Since that nearly traumatic day, I’ve seen my share of lonely Valentines. I faced one just two months after a relationship ended. I spent another one on another continent while my then-boyfriend took another girl out on a date (and sent me an unsigned Hallmark card). There was the Valentine’s Day I spent flat on my back in an empty dorm room a few weeks after I spent a week in an African hospital. And then, of course, came Valentine’s Day a few months after my disengagement and all the gloomy days involved in that trauma.
Let’s face it: even if Valentine’s Day started in celebration of history’s Saint Valentine, the holiday is now just another scheme by retail executives to create a sales opportunity and marketing scheme. It works, too: Mint.com reported in 2010 that over $14 billion would be spent on Valentine’s Day gifts. (“That works out to approximately $103.00 on average per person…”)
God is love.
By the time I hit my freshman year of college, I had forgotten all about the seventh grade fiasco. Instead, I wanted a date. Bad. The dining hall was empty, my suite mates had been giggling all week about their planned dates, and I was stuck eating mystery meat all by myself.
Meandering back to my dormitory, though, I saw God’s fingerprints paint the most magnificent sunset I have ever witnessed. Ever. All I could see was an empty field, a flaming orange sky, and twinges of purple, pink, and gold flickering across the entire sky. The stresses of college, the loneliness of the dining hall, and the dramas of a freshman year faded as the colors grew more vibrant than I thought possible, reminding me of God’s steadfast love despite all my frustrations.
Beloved, let us love one another, for love is from God, and whoever loves has been born of God and knows God. Anyone who does not love does not know God, because God is love. In this the love of God was made manifest among us, that God sent his only Son into the world, so that we might live through him. In this is love, not that we have loved God but that he loved us and sent his Son to be the propitiation for our sins. Beloved, if God so loved us, we also ought to love one another. No one has ever seen God; if we love one another, God abides in us and his love is perfected in us. (1 John 4:7-12 ESV)
I revel in the reality that, categorically, the marketing executives have created a holiday about God.
A: Valentine’s Day is a day to celebrate Love.
B: God is Love.
C: Valentine’s Day is a day to celebrate God.
I am called to love.
Valentine’s Day isn’t about me or my loneliness or my relationship or my lack of relationship. If I believe that God is love, then Valentine’s Day is about celebrating His love for me and — more than that — it’s about showing that love to those around me. The advertisements and note cards and parties would want me to believe that this is another holiday to revolved around me, but that’s just my selfish heart talking; there’s nothing biblical about a selfish love!
A new commandment I give to you, that you love one another: just as I have loved you, you also are to love one another. (John 13:34)
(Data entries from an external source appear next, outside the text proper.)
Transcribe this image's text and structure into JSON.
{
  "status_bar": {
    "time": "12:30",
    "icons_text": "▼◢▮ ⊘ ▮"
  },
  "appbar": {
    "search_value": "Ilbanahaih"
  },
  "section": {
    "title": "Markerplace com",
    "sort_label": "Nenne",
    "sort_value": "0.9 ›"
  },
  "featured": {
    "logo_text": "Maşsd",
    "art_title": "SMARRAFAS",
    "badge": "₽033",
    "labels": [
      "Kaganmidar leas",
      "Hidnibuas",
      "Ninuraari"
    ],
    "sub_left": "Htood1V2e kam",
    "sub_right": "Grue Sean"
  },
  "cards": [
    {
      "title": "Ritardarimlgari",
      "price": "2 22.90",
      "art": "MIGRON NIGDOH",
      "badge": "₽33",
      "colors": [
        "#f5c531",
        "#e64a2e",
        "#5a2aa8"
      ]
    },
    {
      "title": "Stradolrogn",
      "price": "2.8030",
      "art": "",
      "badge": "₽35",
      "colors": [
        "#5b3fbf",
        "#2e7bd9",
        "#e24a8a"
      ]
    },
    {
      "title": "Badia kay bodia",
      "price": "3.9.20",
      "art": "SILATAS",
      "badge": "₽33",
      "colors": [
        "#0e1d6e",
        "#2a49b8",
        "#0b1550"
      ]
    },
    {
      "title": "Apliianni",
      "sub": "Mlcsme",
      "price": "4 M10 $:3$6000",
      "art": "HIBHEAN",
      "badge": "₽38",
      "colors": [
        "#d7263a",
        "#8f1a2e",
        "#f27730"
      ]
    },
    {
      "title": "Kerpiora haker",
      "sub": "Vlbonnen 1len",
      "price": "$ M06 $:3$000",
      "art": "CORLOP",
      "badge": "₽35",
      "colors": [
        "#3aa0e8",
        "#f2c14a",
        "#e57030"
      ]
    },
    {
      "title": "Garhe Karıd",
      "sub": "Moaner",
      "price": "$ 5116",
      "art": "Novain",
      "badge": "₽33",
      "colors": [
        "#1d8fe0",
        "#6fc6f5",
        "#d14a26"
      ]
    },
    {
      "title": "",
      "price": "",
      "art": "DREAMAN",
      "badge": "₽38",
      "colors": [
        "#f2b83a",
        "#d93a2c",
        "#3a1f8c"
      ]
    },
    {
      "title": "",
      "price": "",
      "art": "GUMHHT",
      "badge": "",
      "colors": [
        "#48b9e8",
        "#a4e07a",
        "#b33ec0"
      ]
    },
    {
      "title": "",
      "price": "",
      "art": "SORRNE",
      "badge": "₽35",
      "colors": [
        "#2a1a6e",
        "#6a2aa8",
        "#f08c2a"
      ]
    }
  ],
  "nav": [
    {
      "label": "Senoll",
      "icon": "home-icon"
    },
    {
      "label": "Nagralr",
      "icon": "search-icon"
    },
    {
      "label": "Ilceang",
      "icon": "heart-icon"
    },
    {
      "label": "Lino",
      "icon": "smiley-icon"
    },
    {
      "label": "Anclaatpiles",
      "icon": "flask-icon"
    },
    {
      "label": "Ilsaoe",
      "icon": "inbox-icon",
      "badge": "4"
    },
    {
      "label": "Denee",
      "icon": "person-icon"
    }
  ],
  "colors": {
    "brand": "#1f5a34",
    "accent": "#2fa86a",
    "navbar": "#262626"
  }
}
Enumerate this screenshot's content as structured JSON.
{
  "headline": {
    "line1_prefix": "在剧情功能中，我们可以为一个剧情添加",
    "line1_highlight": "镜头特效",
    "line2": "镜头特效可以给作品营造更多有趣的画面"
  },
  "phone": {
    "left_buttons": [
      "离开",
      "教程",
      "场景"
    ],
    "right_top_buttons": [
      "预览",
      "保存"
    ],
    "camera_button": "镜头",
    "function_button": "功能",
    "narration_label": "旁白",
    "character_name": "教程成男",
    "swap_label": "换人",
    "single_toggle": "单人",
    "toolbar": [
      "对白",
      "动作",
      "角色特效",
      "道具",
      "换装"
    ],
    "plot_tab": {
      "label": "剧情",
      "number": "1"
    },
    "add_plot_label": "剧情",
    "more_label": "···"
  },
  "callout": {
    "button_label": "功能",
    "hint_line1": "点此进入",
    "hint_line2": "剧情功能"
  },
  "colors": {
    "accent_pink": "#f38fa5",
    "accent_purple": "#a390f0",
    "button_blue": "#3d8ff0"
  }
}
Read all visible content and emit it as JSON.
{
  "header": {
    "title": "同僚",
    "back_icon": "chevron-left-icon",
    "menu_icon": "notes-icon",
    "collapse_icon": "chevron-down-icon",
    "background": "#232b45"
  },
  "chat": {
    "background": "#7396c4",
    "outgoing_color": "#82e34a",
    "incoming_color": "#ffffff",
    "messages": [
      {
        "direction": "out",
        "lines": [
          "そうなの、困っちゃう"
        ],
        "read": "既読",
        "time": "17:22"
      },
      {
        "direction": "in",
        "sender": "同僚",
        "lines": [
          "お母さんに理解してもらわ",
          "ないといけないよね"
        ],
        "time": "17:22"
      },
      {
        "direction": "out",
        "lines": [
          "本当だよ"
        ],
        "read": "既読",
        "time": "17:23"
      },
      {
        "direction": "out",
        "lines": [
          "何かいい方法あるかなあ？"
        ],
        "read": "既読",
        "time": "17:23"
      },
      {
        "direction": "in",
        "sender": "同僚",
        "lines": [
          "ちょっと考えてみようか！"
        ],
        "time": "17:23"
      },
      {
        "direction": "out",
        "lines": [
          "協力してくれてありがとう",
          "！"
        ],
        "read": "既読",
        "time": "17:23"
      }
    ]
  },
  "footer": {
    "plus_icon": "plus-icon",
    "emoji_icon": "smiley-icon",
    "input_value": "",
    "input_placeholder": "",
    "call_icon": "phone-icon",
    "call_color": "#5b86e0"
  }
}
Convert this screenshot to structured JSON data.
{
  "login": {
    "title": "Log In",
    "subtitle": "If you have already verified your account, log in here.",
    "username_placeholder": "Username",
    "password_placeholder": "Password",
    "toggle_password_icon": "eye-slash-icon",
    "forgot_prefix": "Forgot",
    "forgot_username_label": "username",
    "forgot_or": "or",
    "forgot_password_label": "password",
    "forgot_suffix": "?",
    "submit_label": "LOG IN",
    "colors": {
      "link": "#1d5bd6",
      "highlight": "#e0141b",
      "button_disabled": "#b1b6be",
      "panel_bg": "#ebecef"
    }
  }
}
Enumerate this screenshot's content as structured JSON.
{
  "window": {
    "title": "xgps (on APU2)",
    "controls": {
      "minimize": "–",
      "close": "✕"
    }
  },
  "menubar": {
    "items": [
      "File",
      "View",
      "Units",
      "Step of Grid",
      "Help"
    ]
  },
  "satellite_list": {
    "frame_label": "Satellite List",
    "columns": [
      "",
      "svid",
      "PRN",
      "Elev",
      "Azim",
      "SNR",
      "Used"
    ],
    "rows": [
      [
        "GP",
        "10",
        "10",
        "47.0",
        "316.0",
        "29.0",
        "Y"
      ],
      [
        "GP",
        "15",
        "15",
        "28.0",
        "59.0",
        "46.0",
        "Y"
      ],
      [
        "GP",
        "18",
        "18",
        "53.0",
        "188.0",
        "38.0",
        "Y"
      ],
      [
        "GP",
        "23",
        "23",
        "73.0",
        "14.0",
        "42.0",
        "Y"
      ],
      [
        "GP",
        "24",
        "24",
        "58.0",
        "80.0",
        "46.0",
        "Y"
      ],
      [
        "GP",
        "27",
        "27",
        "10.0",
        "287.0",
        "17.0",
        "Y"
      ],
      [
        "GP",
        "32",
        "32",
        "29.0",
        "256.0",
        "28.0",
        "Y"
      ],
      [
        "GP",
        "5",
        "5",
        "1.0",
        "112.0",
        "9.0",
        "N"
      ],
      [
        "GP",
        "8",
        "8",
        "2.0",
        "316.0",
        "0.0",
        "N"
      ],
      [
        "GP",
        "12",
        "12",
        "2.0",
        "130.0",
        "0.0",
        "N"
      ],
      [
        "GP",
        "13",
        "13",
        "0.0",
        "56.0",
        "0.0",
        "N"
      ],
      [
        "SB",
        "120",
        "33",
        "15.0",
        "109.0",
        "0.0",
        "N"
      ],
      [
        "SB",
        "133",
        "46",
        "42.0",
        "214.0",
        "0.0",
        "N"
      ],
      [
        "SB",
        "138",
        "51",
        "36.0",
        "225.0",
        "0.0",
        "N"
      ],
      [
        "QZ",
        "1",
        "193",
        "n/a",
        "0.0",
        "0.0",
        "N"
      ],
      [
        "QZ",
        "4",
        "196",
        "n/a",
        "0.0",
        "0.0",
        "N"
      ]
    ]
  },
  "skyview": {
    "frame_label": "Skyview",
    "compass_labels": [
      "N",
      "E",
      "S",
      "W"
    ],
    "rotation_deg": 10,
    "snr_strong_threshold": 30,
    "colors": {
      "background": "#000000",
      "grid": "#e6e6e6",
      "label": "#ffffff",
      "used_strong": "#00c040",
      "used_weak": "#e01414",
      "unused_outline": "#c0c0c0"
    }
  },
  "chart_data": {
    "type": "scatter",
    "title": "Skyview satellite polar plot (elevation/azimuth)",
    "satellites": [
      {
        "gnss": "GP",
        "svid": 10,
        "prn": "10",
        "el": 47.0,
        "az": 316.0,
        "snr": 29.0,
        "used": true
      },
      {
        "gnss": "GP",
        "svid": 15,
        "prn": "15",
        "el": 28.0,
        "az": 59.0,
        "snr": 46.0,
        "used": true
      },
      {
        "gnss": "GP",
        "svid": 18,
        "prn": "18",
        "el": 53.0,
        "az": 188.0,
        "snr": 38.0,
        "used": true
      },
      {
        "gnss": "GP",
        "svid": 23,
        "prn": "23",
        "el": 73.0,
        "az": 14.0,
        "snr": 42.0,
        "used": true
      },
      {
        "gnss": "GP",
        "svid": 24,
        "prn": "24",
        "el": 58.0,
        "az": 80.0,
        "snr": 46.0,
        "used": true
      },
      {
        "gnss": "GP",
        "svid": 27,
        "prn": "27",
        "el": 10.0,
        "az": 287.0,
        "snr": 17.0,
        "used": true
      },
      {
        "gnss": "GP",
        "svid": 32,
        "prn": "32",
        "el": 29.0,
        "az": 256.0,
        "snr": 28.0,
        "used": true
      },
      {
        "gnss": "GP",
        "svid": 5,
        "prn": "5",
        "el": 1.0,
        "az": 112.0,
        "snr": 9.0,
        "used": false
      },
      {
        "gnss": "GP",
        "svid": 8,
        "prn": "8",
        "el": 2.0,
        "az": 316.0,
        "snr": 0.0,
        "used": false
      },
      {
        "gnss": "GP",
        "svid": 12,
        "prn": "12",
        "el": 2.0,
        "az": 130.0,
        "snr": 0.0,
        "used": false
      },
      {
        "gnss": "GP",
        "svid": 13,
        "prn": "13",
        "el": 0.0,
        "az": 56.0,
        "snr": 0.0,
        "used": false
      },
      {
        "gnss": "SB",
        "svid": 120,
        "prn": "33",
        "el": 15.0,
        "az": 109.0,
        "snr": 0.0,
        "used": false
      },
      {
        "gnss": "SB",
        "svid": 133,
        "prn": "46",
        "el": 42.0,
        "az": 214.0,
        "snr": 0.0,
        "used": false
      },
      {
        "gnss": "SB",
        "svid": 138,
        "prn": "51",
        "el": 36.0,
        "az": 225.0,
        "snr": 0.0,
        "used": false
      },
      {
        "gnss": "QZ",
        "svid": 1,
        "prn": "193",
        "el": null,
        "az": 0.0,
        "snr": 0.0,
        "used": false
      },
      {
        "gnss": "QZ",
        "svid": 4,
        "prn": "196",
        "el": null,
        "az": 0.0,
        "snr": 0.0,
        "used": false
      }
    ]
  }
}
- Have a girls’ night. My all-time favorite Valentine’s Day was when seven girls squeezed around my little kitchen table in my first apartment decorating cookie lollipops with icing, sprinkles, and candies. I wasn’t supposed to have fun on the first holiday-of-hearts after my disengagement, but I was so cheered and encouraged to laugh with friends, new and old.
- Write cards to the elderly/lonely/hurting/sick. I just moved 3,000 miles from my community of family and friends: I have seen firsthand the immense value of a notecard in my mailbox. Even when its from a distant acquaintance, a piece of mail cheers me beyond belief. My goal is to use the Valentine’s Day holiday as inspiration to spread snail mail cheer, hoping it helps my recipients else the way my notecard-writing-friends have helped me.
- Take coffee and a craft to a mother of preschoolers. As more of my friends move into this stage of life and child-rearing, I’m able to see the value of giving the mom a few minutes to drink a cup of coffee while her kids do crafts with me. Plus, it’s fun for the kiddos to have a surprise card/gift/project for Mom and Dad.
I can (and should) live in love all year long.
Having a day once a year specifically set aside to remind me of love and God’s love for me is a prime opportunity to show a little extra love to my piece of the world, but I’m glad I don’t have to pack a whole year of loving into one (commercialized) day. Loving my neighbors is not a one-day-a-year opportunity. It’s every minute of every day of every year.
And walk in love, as Christ loved us and gave himself up for us, a fragrant offering and sacrifice to God. (Ephesians 5:2)